First comes withdrawal which is simply the mind letting go of its familiarity with the external data stream and its own adapted inner noise to match. It took half a day for the mind to quiet. The outer silence, when received as a gift and practice, drives itself inward until it become the new normal. Relapse is easy. And habits die slow. Is it a conditioned reflex we have acquired to reach for the phone to check for messages?
Once we quiet and start listening again we can hear the sound of our own consciousness, the singular strike of each word of the prayer or reading, the motion of each creature swooping through space. We can attend again or better.
Then there is the natural rhythm of the day, guided by the rising and setting of the sun, framed by darkness and the quieting of nature’s activity. Even the nocturnals do their business under the auspicious of silence.
Time passes quickly or slowly or not at all. Day flows into night and back again. Breathing is noticed and then not. And somehow the world got along just fine during my absence. Oh, it’s not that I don’t have anything yet to do or that my presence might be desired or needed; it is. But the world doesn’t depend on us as much as we think. And the deep drink of spirit that refreshes fills us with what we need to re-enter the data stream, manic world that fools itself into thinking that the faster and louder it moves the more importance it holds.
To read the Saturday, June 1 Columbia Tribune article on The Square Root of God click here.
A recent featured report by the Global Journalist shed more light on the international garment industry in Bangladesh and elsewhere and the role of multinational corporations in fostering unsafe and inhumane conditions. It is spot on. Find out why Wal Mart and other gigantic American concerns will not sign on to unified reforms. To tune in or read the transcript go directly to their web site.
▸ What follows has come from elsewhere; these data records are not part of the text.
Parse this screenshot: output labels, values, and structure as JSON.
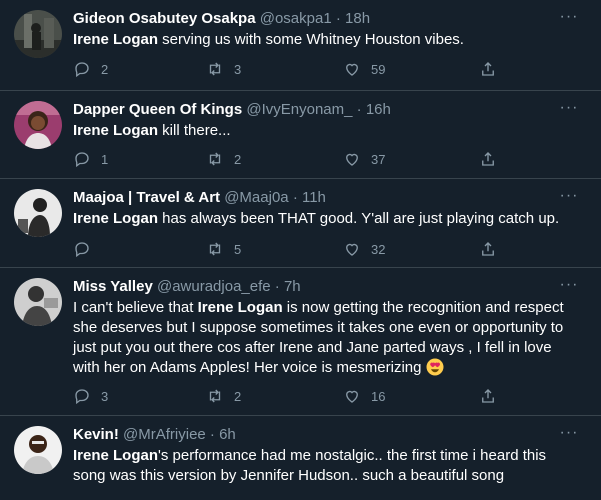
{
  "tweets": [
    {
      "name": "Gideon Osabutey Osakpa",
      "handle": "@osakpa1",
      "time": "18h",
      "highlight": "Irene Logan",
      "text": " serving us with some Whitney Houston vibes.",
      "replies": "2",
      "retweets": "3",
      "likes": "59"
    },
    {
      "name": "Dapper Queen Of Kings",
      "handle": "@IvyEnyonam_",
      "time": "16h",
      "highlight": "Irene Logan",
      "text": " kill there...",
      "replies": "1",
      "retweets": "2",
      "likes": "37"
    },
    {
      "name": "Maajoa | Travel & Art",
      "handle": "@Maaj0a",
      "time": "11h",
      "highlight": "Irene Logan",
      "text": " has always been THAT good. Y'all are just playing catch up.",
      "replies": "",
      "retweets": "5",
      "likes": "32"
    },
    {
      "name": "Miss Yalley",
      "handle": "@awuradjoa_efe",
      "time": "7h",
      "text_before": "I can't believe that ",
      "highlight": "Irene Logan",
      "text": " is now getting the recognition and respect she deserves but I suppose sometimes it takes one even or opportunity to just put you out there cos after Irene and Jane parted ways , I fell in love with her on  Adams Apples! Her voice is mesmerizing ",
      "replies": "3",
      "retweets": "2",
      "likes": "16"
    },
    {
      "name": "Kevin!",
      "handle": "@MrAfriyiee",
      "time": "6h",
      "highlight": "Irene Logan",
      "text": "'s performance had me nostalgic.. the first time i heard this song was this version by Jennifer Hudson.. such a beautiful song"
    }
  ],
  "separator": "·",
  "colors": {
    "background": "#15202b",
    "divider": "#38444d",
    "muted": "#8899a6",
    "text": "#ffffff"
  }
}
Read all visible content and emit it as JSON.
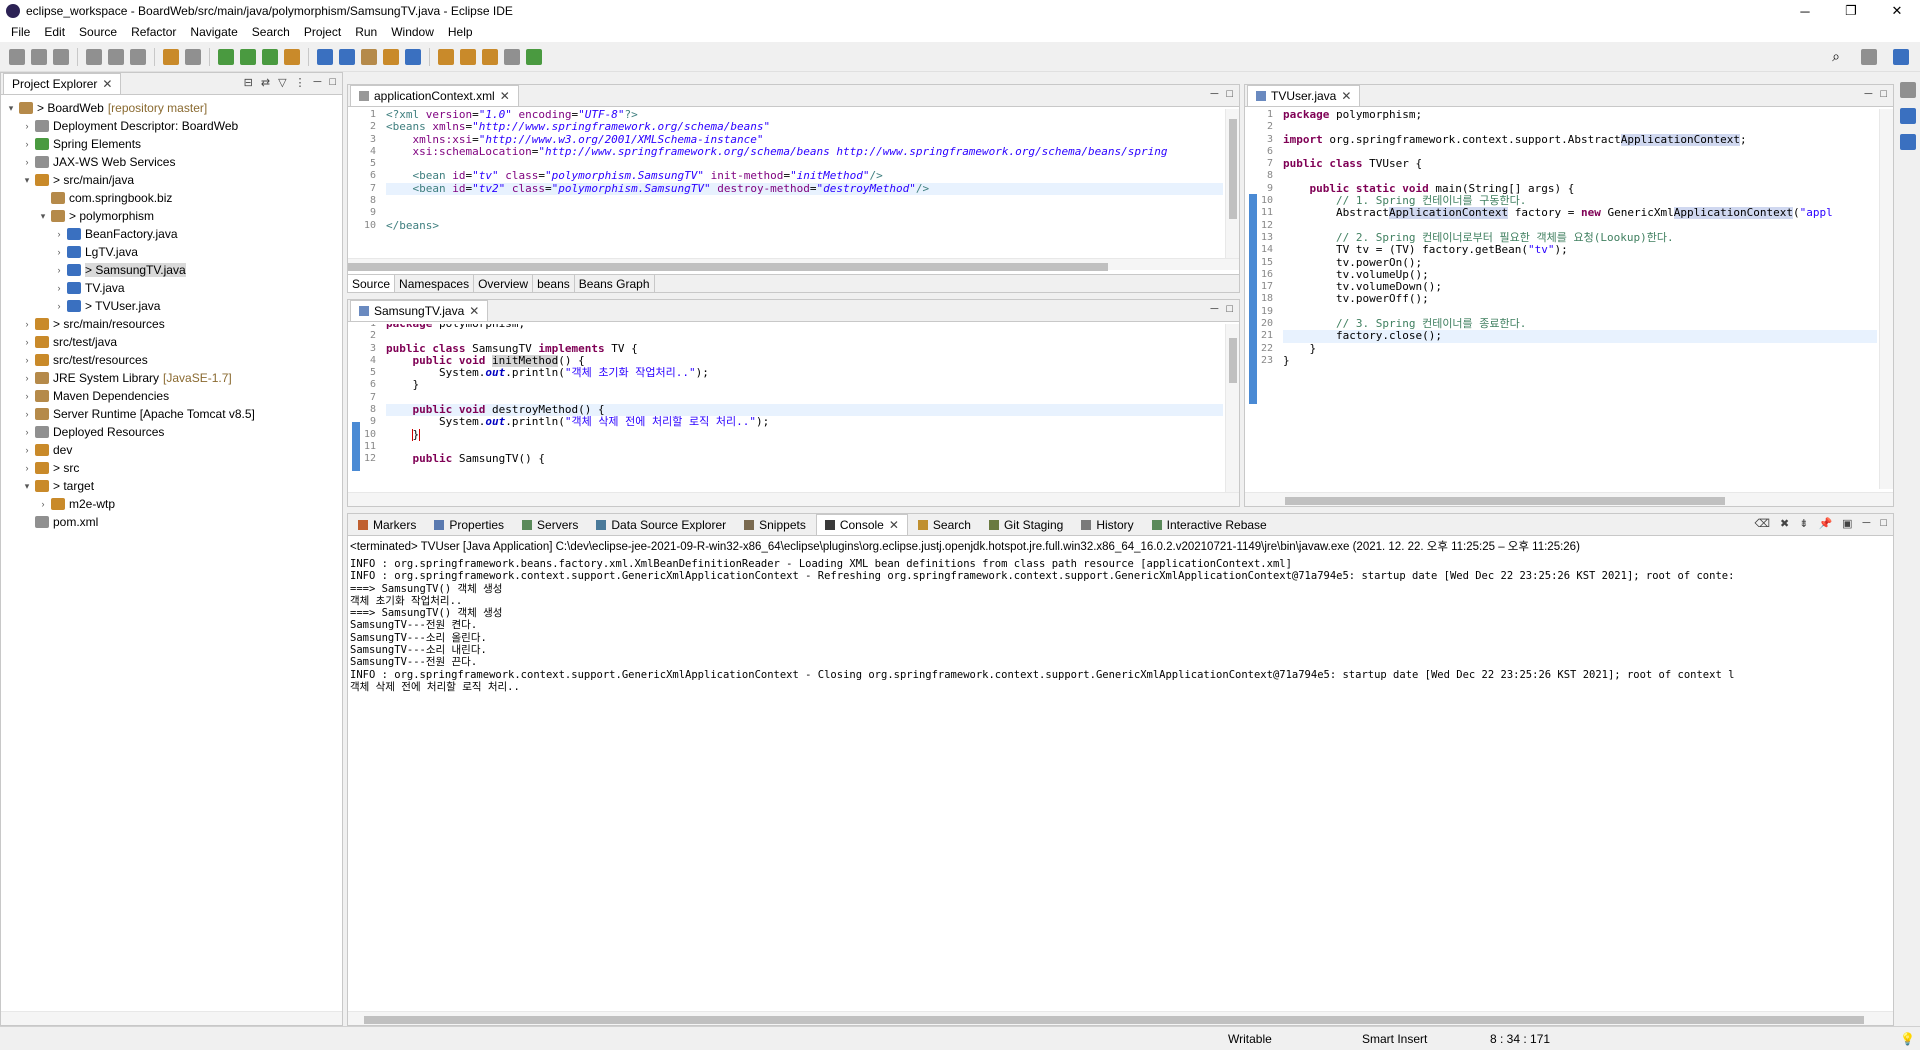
{
  "window": {
    "title": "eclipse_workspace - BoardWeb/src/main/java/polymorphism/SamsungTV.java - Eclipse IDE",
    "minimize": "─",
    "maximize": "❐",
    "close": "✕"
  },
  "menu": [
    "File",
    "Edit",
    "Source",
    "Refactor",
    "Navigate",
    "Search",
    "Project",
    "Run",
    "Window",
    "Help"
  ],
  "project_explorer": {
    "tab": "Project Explorer",
    "items": [
      {
        "label": "> BoardWeb",
        "extra": "[repository master]",
        "depth": 0,
        "arrow": "▾"
      },
      {
        "label": "Deployment Descriptor: BoardWeb",
        "extra": "",
        "depth": 1,
        "arrow": "›"
      },
      {
        "label": "Spring Elements",
        "extra": "",
        "depth": 1,
        "arrow": "›"
      },
      {
        "label": "JAX-WS Web Services",
        "extra": "",
        "depth": 1,
        "arrow": "›"
      },
      {
        "label": "> src/main/java",
        "extra": "",
        "depth": 1,
        "arrow": "▾"
      },
      {
        "label": "com.springbook.biz",
        "extra": "",
        "depth": 2,
        "arrow": ""
      },
      {
        "label": "> polymorphism",
        "extra": "",
        "depth": 2,
        "arrow": "▾"
      },
      {
        "label": "BeanFactory.java",
        "extra": "",
        "depth": 3,
        "arrow": "›"
      },
      {
        "label": "LgTV.java",
        "extra": "",
        "depth": 3,
        "arrow": "›"
      },
      {
        "label": "> SamsungTV.java",
        "extra": "",
        "depth": 3,
        "arrow": "›",
        "selected": true
      },
      {
        "label": "TV.java",
        "extra": "",
        "depth": 3,
        "arrow": "›"
      },
      {
        "label": "> TVUser.java",
        "extra": "",
        "depth": 3,
        "arrow": "›"
      },
      {
        "label": "> src/main/resources",
        "extra": "",
        "depth": 1,
        "arrow": "›"
      },
      {
        "label": "src/test/java",
        "extra": "",
        "depth": 1,
        "arrow": "›"
      },
      {
        "label": "src/test/resources",
        "extra": "",
        "depth": 1,
        "arrow": "›"
      },
      {
        "label": "JRE System Library",
        "extra": "[JavaSE-1.7]",
        "depth": 1,
        "arrow": "›"
      },
      {
        "label": "Maven Dependencies",
        "extra": "",
        "depth": 1,
        "arrow": "›"
      },
      {
        "label": "Server Runtime [Apache Tomcat v8.5]",
        "extra": "",
        "depth": 1,
        "arrow": "›"
      },
      {
        "label": "Deployed Resources",
        "extra": "",
        "depth": 1,
        "arrow": "›"
      },
      {
        "label": "dev",
        "extra": "",
        "depth": 1,
        "arrow": "›"
      },
      {
        "label": "> src",
        "extra": "",
        "depth": 1,
        "arrow": "›"
      },
      {
        "label": "> target",
        "extra": "",
        "depth": 1,
        "arrow": "▾"
      },
      {
        "label": "m2e-wtp",
        "extra": "",
        "depth": 2,
        "arrow": "›"
      },
      {
        "label": "pom.xml",
        "extra": "",
        "depth": 1,
        "arrow": ""
      }
    ]
  },
  "xml_editor": {
    "tab": "applicationContext.xml",
    "subtabs": [
      "Source",
      "Namespaces",
      "Overview",
      "beans",
      "Beans Graph"
    ],
    "line_numbers": [
      "1",
      "2",
      "3",
      "4",
      "5",
      "6",
      "7",
      "8",
      "9",
      "10"
    ]
  },
  "samsung_editor": {
    "tab": "SamsungTV.java",
    "line_numbers": [
      "1",
      "2",
      "3",
      "4",
      "5",
      "6",
      "7",
      "8",
      "9",
      "10",
      "11",
      "12"
    ]
  },
  "tvuser_editor": {
    "tab": "TVUser.java",
    "line_numbers": [
      "1",
      "2",
      "3",
      "6",
      "7",
      "8",
      "9",
      "10",
      "11",
      "12",
      "13",
      "14",
      "15",
      "16",
      "17",
      "18",
      "19",
      "20",
      "21",
      "22",
      "23"
    ]
  },
  "bottom_tabs": [
    "Markers",
    "Properties",
    "Servers",
    "Data Source Explorer",
    "Snippets",
    "Console",
    "Search",
    "Git Staging",
    "History",
    "Interactive Rebase"
  ],
  "console": {
    "header": "<terminated> TVUser [Java Application] C:\\dev\\eclipse-jee-2021-09-R-win32-x86_64\\eclipse\\plugins\\org.eclipse.justj.openjdk.hotspot.jre.full.win32.x86_64_16.0.2.v20210721-1149\\jre\\bin\\javaw.exe  (2021. 12. 22. 오후 11:25:25 – 오후 11:25:26)",
    "lines": [
      "INFO : org.springframework.beans.factory.xml.XmlBeanDefinitionReader - Loading XML bean definitions from class path resource [applicationContext.xml]",
      "INFO : org.springframework.context.support.GenericXmlApplicationContext - Refreshing org.springframework.context.support.GenericXmlApplicationContext@71a794e5: startup date [Wed Dec 22 23:25:26 KST 2021]; root of conte:",
      "===> SamsungTV() 객체 생성",
      "객체 초기화 작업처리..",
      "===> SamsungTV() 객체 생성",
      "SamsungTV---전원 켠다.",
      "SamsungTV---소리 올린다.",
      "SamsungTV---소리 내린다.",
      "SamsungTV---전원 끈다.",
      "INFO : org.springframework.context.support.GenericXmlApplicationContext - Closing org.springframework.context.support.GenericXmlApplicationContext@71a794e5: startup date [Wed Dec 22 23:25:26 KST 2021]; root of context l",
      "객체 삭제 전에 처리할 로직 처리.."
    ]
  },
  "status": {
    "writable": "Writable",
    "insert_mode": "Smart Insert",
    "position": "8 : 34 : 171"
  }
}
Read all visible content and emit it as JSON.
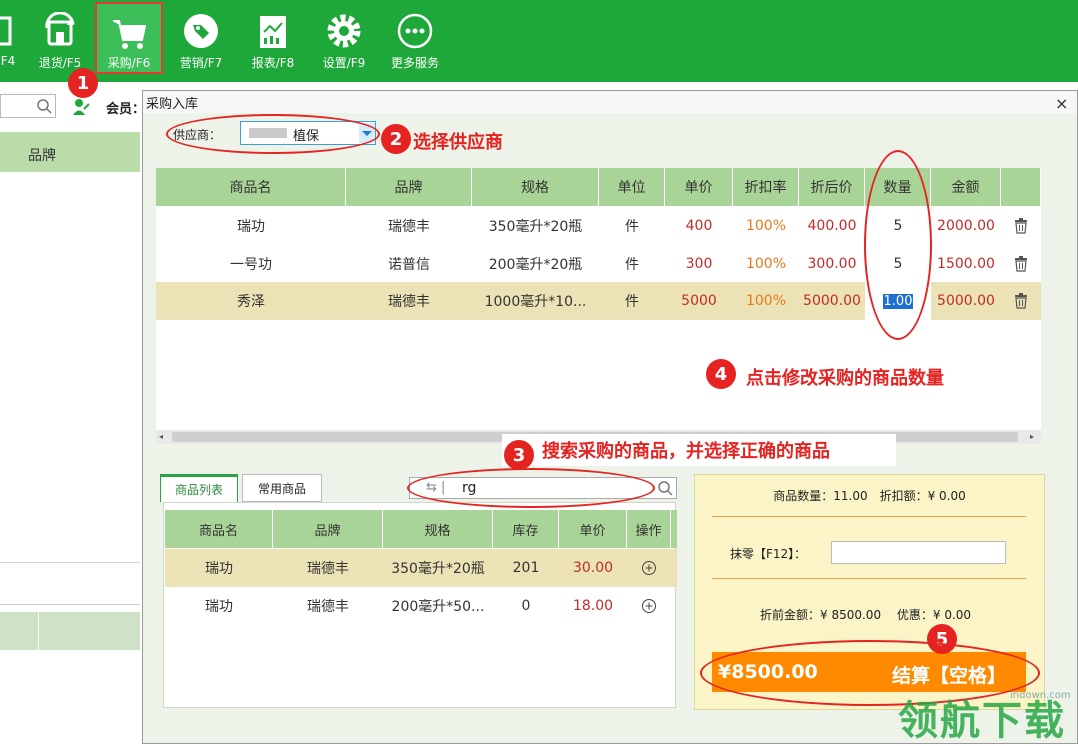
{
  "toolbar": {
    "items": [
      {
        "label": "F4",
        "icon": "partial-icon"
      },
      {
        "label": "退货/F5",
        "icon": "return-icon"
      },
      {
        "label": "采购/F6",
        "icon": "cart-icon"
      },
      {
        "label": "营销/F7",
        "icon": "tag-icon"
      },
      {
        "label": "报表/F8",
        "icon": "report-icon"
      },
      {
        "label": "设置/F9",
        "icon": "gear-icon"
      },
      {
        "label": "更多服务",
        "icon": "more-icon"
      }
    ]
  },
  "left": {
    "member_label": "会员：",
    "brand_header": "品牌"
  },
  "dialog": {
    "title": "采购入库",
    "close": "×",
    "supplier_label": "供应商：",
    "supplier_value": "植保",
    "columns": [
      "商品名",
      "品牌",
      "规格",
      "单位",
      "单价",
      "折扣率",
      "折后价",
      "数量",
      "金额"
    ],
    "rows": [
      {
        "name": "瑞功",
        "brand": "瑞德丰",
        "spec": "350毫升*20瓶",
        "unit": "件",
        "price": "400",
        "discount": "100%",
        "after": "400.00",
        "qty": "5",
        "amount": "2000.00"
      },
      {
        "name": "一号功",
        "brand": "诺普信",
        "spec": "200毫升*20瓶",
        "unit": "件",
        "price": "300",
        "discount": "100%",
        "after": "300.00",
        "qty": "5",
        "amount": "1500.00"
      },
      {
        "name": "秀泽",
        "brand": "瑞德丰",
        "spec": "1000毫升*10...",
        "unit": "件",
        "price": "5000",
        "discount": "100%",
        "after": "5000.00",
        "qty": "1.00",
        "amount": "5000.00"
      }
    ],
    "tabs": [
      "商品列表",
      "常用商品"
    ],
    "search_value": "rg",
    "search_prefix": "⇆ |",
    "product_columns": [
      "商品名",
      "品牌",
      "规格",
      "库存",
      "单价",
      "操作"
    ],
    "product_rows": [
      {
        "name": "瑞功",
        "brand": "瑞德丰",
        "spec": "350毫升*20瓶",
        "stock": "201",
        "price": "30.00"
      },
      {
        "name": "瑞功",
        "brand": "瑞德丰",
        "spec": "200毫升*50...",
        "stock": "0",
        "price": "18.00"
      }
    ],
    "summary": {
      "count_text": "商品数量：11.00　折扣额：¥ 0.00",
      "round_label": "抹零【F12】：",
      "before_text": "折前金额：¥ 8500.00　 优惠：¥ 0.00",
      "total": "¥8500.00",
      "checkout": "结算【空格】"
    }
  },
  "annotations": {
    "step1": "1",
    "step2": "2",
    "step2_text": "选择供应商",
    "step3": "3",
    "step3_text": "搜索采购的商品，并选择正确的商品",
    "step4": "4",
    "step4_text": "点击修改采购的商品数量",
    "step5": "5"
  },
  "watermark": {
    "text": "领航下载",
    "url": "lhdown.com"
  },
  "colors": {
    "toolbar": "#1fa83a",
    "header": "#a9d497",
    "highlight_row": "#ebe3b5",
    "checkout": "#ff8a00",
    "annotation": "#e52421"
  }
}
On Memorial Day we remember the deaths and sacrifices of those who served in harm’s way regardless of the motive or relative virtue of the particular war. Just recently I observed the reaction of a vet who served in an unpopular war with questionable purposes. He still suffers from agent orange. And he has enough distance now to be able to separate the lack of virtue in that war from the grief he carries for fallen comrades.
The thing that made him flinch, that caused him to ever so slightly shake his head, was a word bandied about in a cavalier way: freedom.
What my friend knows but our society does not clearly enough is that the word freedom has been used as a blank check. When applied to every American military operation it legitimates every action, every war without question. “Protecting our freedom.” The truth, however, is that not all military operations defend our country from direct threat or even prevent future harm. Some wars are elective. Some are based on false assumptions and erroneous information. Some are waged because some, not all, believe they are important. Some are waged for mixed economic motives.
To say that such wars are protecting our freedom is the greatest stretch. In those cases one could only use that word, freedom, to refer to the freedom to have anything we want. In a situation like that it is very difficult to say that our service people died for the sake of freedom. They died because they were following orders but not necessarily because freedom was at stake.
Every death is a noble one when given to a noble cause. When the cause is revealed as lacking virtue then the death becomes more exclusively tragic.
The sacrifices of those who intended to do the best for a country they hoped would make good decisions are priceless and worthy of our thanks regardless. But as my vet friend reminded me the word freedom remains perhaps the most overused and misused one in the English language. Some died more directly for the sake of that word and some less so. And the superlative way we can honor those who serve is to make sure that we only call on their service for the right, virtuous and noble cause, for nothing less than that.